§ Task to complete: Return, from the material below, each line in which the word "name" is present.
----
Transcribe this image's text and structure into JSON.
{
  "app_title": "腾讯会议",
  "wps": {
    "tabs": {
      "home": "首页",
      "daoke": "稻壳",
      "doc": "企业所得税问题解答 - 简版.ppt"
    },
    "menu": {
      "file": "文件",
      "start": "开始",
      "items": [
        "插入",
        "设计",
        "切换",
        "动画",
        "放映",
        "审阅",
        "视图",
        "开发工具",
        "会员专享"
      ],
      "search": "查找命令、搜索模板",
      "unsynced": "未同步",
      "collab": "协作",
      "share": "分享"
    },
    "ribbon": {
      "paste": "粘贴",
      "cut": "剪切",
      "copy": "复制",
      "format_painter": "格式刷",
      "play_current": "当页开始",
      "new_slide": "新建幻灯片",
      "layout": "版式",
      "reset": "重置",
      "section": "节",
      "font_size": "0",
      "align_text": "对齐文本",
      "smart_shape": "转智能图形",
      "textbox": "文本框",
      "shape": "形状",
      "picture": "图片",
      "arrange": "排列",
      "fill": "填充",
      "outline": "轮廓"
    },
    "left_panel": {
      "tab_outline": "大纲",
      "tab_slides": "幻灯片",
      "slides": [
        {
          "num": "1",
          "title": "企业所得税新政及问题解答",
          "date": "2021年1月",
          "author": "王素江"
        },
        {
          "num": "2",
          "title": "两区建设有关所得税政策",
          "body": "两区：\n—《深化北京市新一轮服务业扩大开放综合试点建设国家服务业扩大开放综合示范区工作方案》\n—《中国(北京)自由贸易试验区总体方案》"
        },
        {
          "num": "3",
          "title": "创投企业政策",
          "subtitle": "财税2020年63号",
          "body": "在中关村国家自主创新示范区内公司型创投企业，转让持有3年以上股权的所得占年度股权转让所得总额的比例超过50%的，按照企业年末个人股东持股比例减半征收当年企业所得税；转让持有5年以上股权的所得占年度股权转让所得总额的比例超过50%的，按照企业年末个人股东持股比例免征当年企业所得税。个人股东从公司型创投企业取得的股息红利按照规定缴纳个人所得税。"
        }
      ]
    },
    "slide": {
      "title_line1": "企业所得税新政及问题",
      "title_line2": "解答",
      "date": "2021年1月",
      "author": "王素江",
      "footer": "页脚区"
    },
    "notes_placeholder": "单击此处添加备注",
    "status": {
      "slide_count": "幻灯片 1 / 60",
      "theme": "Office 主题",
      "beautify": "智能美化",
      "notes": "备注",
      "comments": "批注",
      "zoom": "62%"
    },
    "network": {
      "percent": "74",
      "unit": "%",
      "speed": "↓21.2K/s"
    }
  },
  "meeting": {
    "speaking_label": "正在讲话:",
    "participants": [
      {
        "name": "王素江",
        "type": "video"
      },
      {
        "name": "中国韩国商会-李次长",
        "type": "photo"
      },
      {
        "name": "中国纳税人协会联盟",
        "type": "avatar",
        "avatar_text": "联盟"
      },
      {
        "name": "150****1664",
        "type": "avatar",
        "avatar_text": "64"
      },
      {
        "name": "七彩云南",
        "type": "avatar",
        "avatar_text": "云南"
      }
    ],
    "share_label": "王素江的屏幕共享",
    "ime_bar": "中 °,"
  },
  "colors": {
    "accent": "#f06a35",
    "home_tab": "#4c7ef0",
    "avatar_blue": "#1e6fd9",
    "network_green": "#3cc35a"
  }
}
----
§ Result:
        "name": "王素江",
        "name": "中国韩国商会-李次长",
        "name": "中国纳税人协会联盟",
        "name": "150****1664",
        "name": "七彩云南",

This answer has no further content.